## Exercise
Copy the data below. Keep every line exactly as it is.

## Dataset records

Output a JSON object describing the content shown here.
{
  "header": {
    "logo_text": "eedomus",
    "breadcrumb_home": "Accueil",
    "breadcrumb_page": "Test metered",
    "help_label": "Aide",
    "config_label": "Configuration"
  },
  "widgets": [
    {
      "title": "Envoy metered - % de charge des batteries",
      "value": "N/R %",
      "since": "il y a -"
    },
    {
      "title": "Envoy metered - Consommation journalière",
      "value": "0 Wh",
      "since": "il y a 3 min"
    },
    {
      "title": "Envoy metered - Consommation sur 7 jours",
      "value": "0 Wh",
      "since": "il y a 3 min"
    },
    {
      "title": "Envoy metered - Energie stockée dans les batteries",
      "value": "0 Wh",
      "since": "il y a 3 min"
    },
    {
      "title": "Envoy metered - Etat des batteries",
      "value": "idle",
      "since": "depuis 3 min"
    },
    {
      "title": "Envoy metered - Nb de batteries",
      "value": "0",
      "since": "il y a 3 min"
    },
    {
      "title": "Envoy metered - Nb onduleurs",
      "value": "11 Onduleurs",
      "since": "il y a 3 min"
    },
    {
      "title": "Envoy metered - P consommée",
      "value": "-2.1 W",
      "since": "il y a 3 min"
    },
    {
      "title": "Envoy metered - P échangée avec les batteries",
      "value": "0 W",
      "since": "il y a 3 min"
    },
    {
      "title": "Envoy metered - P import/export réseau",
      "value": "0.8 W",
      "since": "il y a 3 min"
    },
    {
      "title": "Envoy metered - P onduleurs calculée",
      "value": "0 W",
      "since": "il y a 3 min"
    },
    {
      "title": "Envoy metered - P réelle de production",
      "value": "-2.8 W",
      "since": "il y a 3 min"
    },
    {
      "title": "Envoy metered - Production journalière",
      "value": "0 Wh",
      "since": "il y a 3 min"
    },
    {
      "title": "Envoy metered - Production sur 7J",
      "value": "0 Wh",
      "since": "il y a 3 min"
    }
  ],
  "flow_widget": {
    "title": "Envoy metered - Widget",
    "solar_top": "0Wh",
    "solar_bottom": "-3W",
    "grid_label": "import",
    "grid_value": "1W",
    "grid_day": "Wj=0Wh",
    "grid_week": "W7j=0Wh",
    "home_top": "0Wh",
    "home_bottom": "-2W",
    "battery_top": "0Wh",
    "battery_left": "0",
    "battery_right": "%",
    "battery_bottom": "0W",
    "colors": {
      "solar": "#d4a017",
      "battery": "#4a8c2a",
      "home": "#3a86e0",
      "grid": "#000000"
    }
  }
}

## Reply
Output a JSON object describing the content shown here.
{
  "header": {
    "logo_text": "eedomus",
    "breadcrumb_home": "Accueil",
    "breadcrumb_page": "Test metered",
    "help_label": "Aide",
    "config_label": "Configuration"
  },
  "widgets": [
    {
      "title": "Envoy metered - % de charge des batteries",
      "value": "N/R %",
      "since": "il y a -"
    },
    {
      "title": "Envoy metered - Consommation journalière",
      "value": "0 Wh",
      "since": "il y a 3 min"
    },
    {
      "title": "Envoy metered - Consommation sur 7 jours",
      "value": "0 Wh",
      "since": "il y a 3 min"
    },
    {
      "title": "Envoy metered - Energie stockée dans les batteries",
      "value": "0 Wh",
      "since": "il y a 3 min"
    },
    {
      "title": "Envoy metered - Etat des batteries",
      "value": "idle",
      "since": "depuis 3 min"
    },
    {
      "title": "Envoy metered - Nb de batteries",
      "value": "0",
      "since": "il y a 3 min"
    },
    {
      "title": "Envoy metered - Nb onduleurs",
      "value": "11 Onduleurs",
      "since": "il y a 3 min"
    },
    {
      "title": "Envoy metered - P consommée",
      "value": "-2.1 W",
      "since": "il y a 3 min"
    },
    {
      "title": "Envoy metered - P échangée avec les batteries",
      "value": "0 W",
      "since": "il y a 3 min"
    },
    {
      "title": "Envoy metered - P import/export réseau",
      "value": "0.8 W",
      "since": "il y a 3 min"
    },
    {
      "title": "Envoy metered - P onduleurs calculée",
      "value": "0 W",
      "since": "il y a 3 min"
    },
    {
      "title": "Envoy metered - P réelle de production",
      "value": "-2.8 W",
      "since": "il y a 3 min"
    },
    {
      "title": "Envoy metered - Production journalière",
      "value": "0 Wh",
      "since": "il y a 3 min"
    },
    {
      "title": "Envoy metered - Production sur 7J",
      "value": "0 Wh",
      "since": "il y a 3 min"
    }
  ],
  "flow_widget": {
    "title": "Envoy metered - Widget",
    "solar_top": "0Wh",
    "solar_bottom": "-3W",
    "grid_label": "import",
    "grid_value": "1W",
    "grid_day": "Wj=0Wh",
    "grid_week": "W7j=0Wh",
    "home_top": "0Wh",
    "home_bottom": "-2W",
    "battery_top": "0Wh",
    "battery_left": "0",
    "battery_right": "%",
    "battery_bottom": "0W",
    "colors": {
      "solar": "#d4a017",
      "battery": "#4a8c2a",
      "home": "#3a86e0",
      "grid": "#000000"
    }
  }
}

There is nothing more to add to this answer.